__MATERIAL PROVIDED__:
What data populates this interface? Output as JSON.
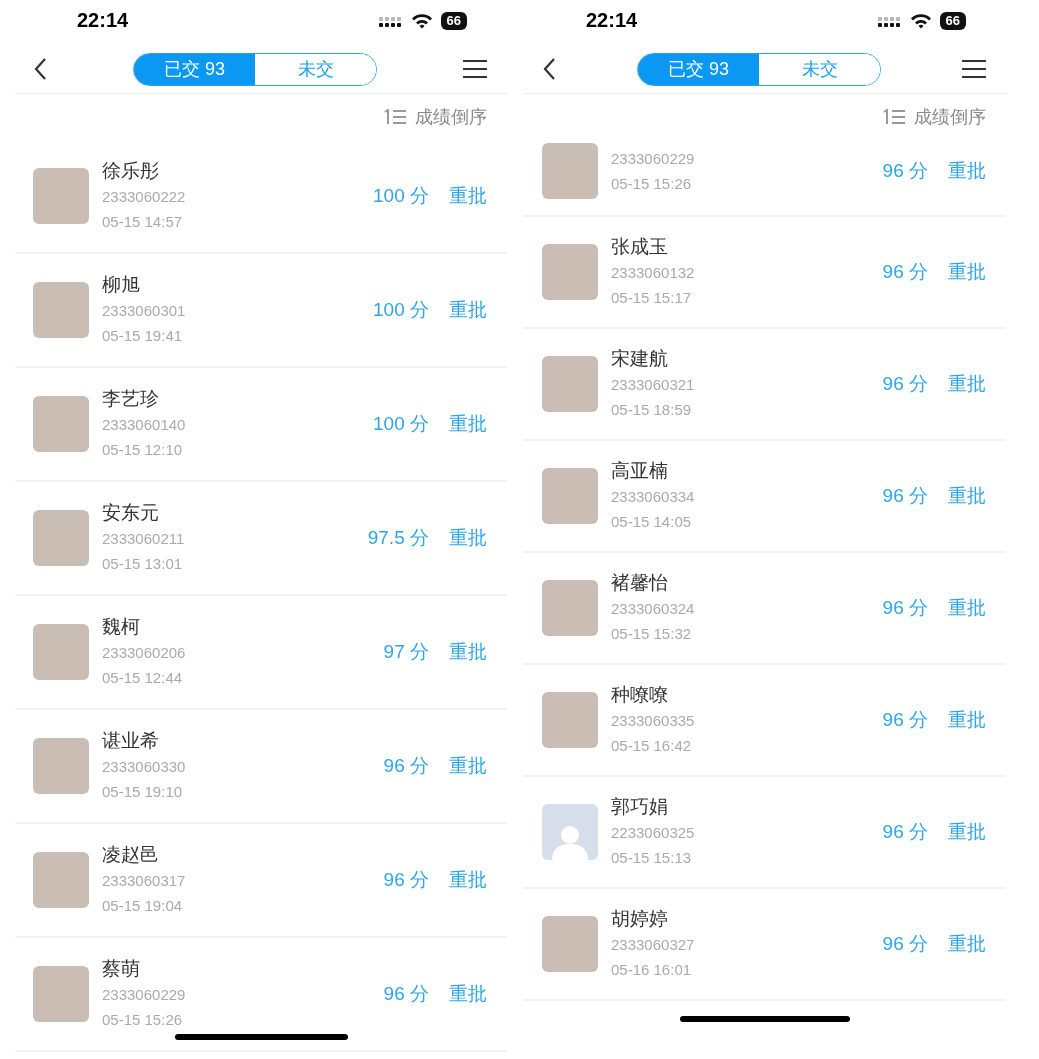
{
  "phones": [
    {
      "status_bar": {
        "time": "22:14",
        "battery": "66"
      },
      "tabs": [
        {
          "label": "已交 93",
          "selected": true
        },
        {
          "label": "未交",
          "selected": false
        }
      ],
      "sort_label": "成绩倒序",
      "rows": [
        {
          "kind": "full",
          "avatar": {
            "kind": "photo"
          },
          "name": "徐乐彤",
          "student_id": "2333060222",
          "submitted_at": "05-15 14:57",
          "score": "100 分",
          "action": "重批"
        },
        {
          "kind": "full",
          "avatar": {
            "kind": "photo"
          },
          "name": "柳旭",
          "student_id": "2333060301",
          "submitted_at": "05-15 19:41",
          "score": "100 分",
          "action": "重批"
        },
        {
          "kind": "full",
          "avatar": {
            "kind": "photo"
          },
          "name": "李艺珍",
          "student_id": "2333060140",
          "submitted_at": "05-15 12:10",
          "score": "100 分",
          "action": "重批"
        },
        {
          "kind": "full",
          "avatar": {
            "kind": "photo"
          },
          "name": "安东元",
          "student_id": "2333060211",
          "submitted_at": "05-15 13:01",
          "score": "97.5 分",
          "action": "重批"
        },
        {
          "kind": "full",
          "avatar": {
            "kind": "photo"
          },
          "name": "魏柯",
          "student_id": "2333060206",
          "submitted_at": "05-15 12:44",
          "score": "97 分",
          "action": "重批"
        },
        {
          "kind": "full",
          "avatar": {
            "kind": "photo"
          },
          "name": "谌业希",
          "student_id": "2333060330",
          "submitted_at": "05-15 19:10",
          "score": "96 分",
          "action": "重批"
        },
        {
          "kind": "full",
          "avatar": {
            "kind": "photo"
          },
          "name": "凌赵邑",
          "student_id": "2333060317",
          "submitted_at": "05-15 19:04",
          "score": "96 分",
          "action": "重批"
        },
        {
          "kind": "full",
          "avatar": {
            "kind": "photo"
          },
          "name": "蔡萌",
          "student_id": "2333060229",
          "submitted_at": "05-15 15:26",
          "score": "96 分",
          "action": "重批"
        }
      ]
    },
    {
      "status_bar": {
        "time": "22:14",
        "battery": "66"
      },
      "tabs": [
        {
          "label": "已交 93",
          "selected": true
        },
        {
          "label": "未交",
          "selected": false
        }
      ],
      "sort_label": "成绩倒序",
      "rows": [
        {
          "kind": "clipped",
          "avatar": {
            "kind": "photo"
          },
          "student_id": "2333060229",
          "submitted_at": "05-15 15:26",
          "score": "96 分",
          "action": "重批"
        },
        {
          "kind": "full",
          "avatar": {
            "kind": "photo"
          },
          "name": "张成玉",
          "student_id": "2333060132",
          "submitted_at": "05-15 15:17",
          "score": "96 分",
          "action": "重批"
        },
        {
          "kind": "full",
          "avatar": {
            "kind": "photo"
          },
          "name": "宋建航",
          "student_id": "2333060321",
          "submitted_at": "05-15 18:59",
          "score": "96 分",
          "action": "重批"
        },
        {
          "kind": "full",
          "avatar": {
            "kind": "photo"
          },
          "name": "高亚楠",
          "student_id": "2333060334",
          "submitted_at": "05-15 14:05",
          "score": "96 分",
          "action": "重批"
        },
        {
          "kind": "full",
          "avatar": {
            "kind": "photo"
          },
          "name": "褚馨怡",
          "student_id": "2333060324",
          "submitted_at": "05-15 15:32",
          "score": "96 分",
          "action": "重批"
        },
        {
          "kind": "full",
          "avatar": {
            "kind": "photo"
          },
          "name": "种嘹嘹",
          "student_id": "2333060335",
          "submitted_at": "05-15 16:42",
          "score": "96 分",
          "action": "重批"
        },
        {
          "kind": "full",
          "avatar": {
            "kind": "default"
          },
          "name": "郭巧娟",
          "student_id": "2233060325",
          "submitted_at": "05-15 15:13",
          "score": "96 分",
          "action": "重批"
        },
        {
          "kind": "full",
          "avatar": {
            "kind": "photo"
          },
          "name": "胡婷婷",
          "student_id": "2333060327",
          "submitted_at": "05-16 16:01",
          "score": "96 分",
          "action": "重批"
        }
      ]
    }
  ]
}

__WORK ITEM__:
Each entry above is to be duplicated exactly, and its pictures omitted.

__TASK RESPONSE__:
What data populates this interface? Output as JSON.
{
  "phones": [
    {
      "status_bar": {
        "time": "22:14",
        "battery": "66"
      },
      "tabs": [
        {
          "label": "已交 93",
          "selected": true
        },
        {
          "label": "未交",
          "selected": false
        }
      ],
      "sort_label": "成绩倒序",
      "rows": [
        {
          "kind": "full",
          "avatar": {
            "kind": "photo"
          },
          "name": "徐乐彤",
          "student_id": "2333060222",
          "submitted_at": "05-15 14:57",
          "score": "100 分",
          "action": "重批"
        },
        {
          "kind": "full",
          "avatar": {
            "kind": "photo"
          },
          "name": "柳旭",
          "student_id": "2333060301",
          "submitted_at": "05-15 19:41",
          "score": "100 分",
          "action": "重批"
        },
        {
          "kind": "full",
          "avatar": {
            "kind": "photo"
          },
          "name": "李艺珍",
          "student_id": "2333060140",
          "submitted_at": "05-15 12:10",
          "score": "100 分",
          "action": "重批"
        },
        {
          "kind": "full",
          "avatar": {
            "kind": "photo"
          },
          "name": "安东元",
          "student_id": "2333060211",
          "submitted_at": "05-15 13:01",
          "score": "97.5 分",
          "action": "重批"
        },
        {
          "kind": "full",
          "avatar": {
            "kind": "photo"
          },
          "name": "魏柯",
          "student_id": "2333060206",
          "submitted_at": "05-15 12:44",
          "score": "97 分",
          "action": "重批"
        },
        {
          "kind": "full",
          "avatar": {
            "kind": "photo"
          },
          "name": "谌业希",
          "student_id": "2333060330",
          "submitted_at": "05-15 19:10",
          "score": "96 分",
          "action": "重批"
        },
        {
          "kind": "full",
          "avatar": {
            "kind": "photo"
          },
          "name": "凌赵邑",
          "student_id": "2333060317",
          "submitted_at": "05-15 19:04",
          "score": "96 分",
          "action": "重批"
        },
        {
          "kind": "full",
          "avatar": {
            "kind": "photo"
          },
          "name": "蔡萌",
          "student_id": "2333060229",
          "submitted_at": "05-15 15:26",
          "score": "96 分",
          "action": "重批"
        }
      ]
    },
    {
      "status_bar": {
        "time": "22:14",
        "battery": "66"
      },
      "tabs": [
        {
          "label": "已交 93",
          "selected": true
        },
        {
          "label": "未交",
          "selected": false
        }
      ],
      "sort_label": "成绩倒序",
      "rows": [
        {
          "kind": "clipped",
          "avatar": {
            "kind": "photo"
          },
          "student_id": "2333060229",
          "submitted_at": "05-15 15:26",
          "score": "96 分",
          "action": "重批"
        },
        {
          "kind": "full",
          "avatar": {
            "kind": "photo"
          },
          "name": "张成玉",
          "student_id": "2333060132",
          "submitted_at": "05-15 15:17",
          "score": "96 分",
          "action": "重批"
        },
        {
          "kind": "full",
          "avatar": {
            "kind": "photo"
          },
          "name": "宋建航",
          "student_id": "2333060321",
          "submitted_at": "05-15 18:59",
          "score": "96 分",
          "action": "重批"
        },
        {
          "kind": "full",
          "avatar": {
            "kind": "photo"
          },
          "name": "高亚楠",
          "student_id": "2333060334",
          "submitted_at": "05-15 14:05",
          "score": "96 分",
          "action": "重批"
        },
        {
          "kind": "full",
          "avatar": {
            "kind": "photo"
          },
          "name": "褚馨怡",
          "student_id": "2333060324",
          "submitted_at": "05-15 15:32",
          "score": "96 分",
          "action": "重批"
        },
        {
          "kind": "full",
          "avatar": {
            "kind": "photo"
          },
          "name": "种嘹嘹",
          "student_id": "2333060335",
          "submitted_at": "05-15 16:42",
          "score": "96 分",
          "action": "重批"
        },
        {
          "kind": "full",
          "avatar": {
            "kind": "default"
          },
          "name": "郭巧娟",
          "student_id": "2233060325",
          "submitted_at": "05-15 15:13",
          "score": "96 分",
          "action": "重批"
        },
        {
          "kind": "full",
          "avatar": {
            "kind": "photo"
          },
          "name": "胡婷婷",
          "student_id": "2333060327",
          "submitted_at": "05-16 16:01",
          "score": "96 分",
          "action": "重批"
        }
      ]
    }
  ]
}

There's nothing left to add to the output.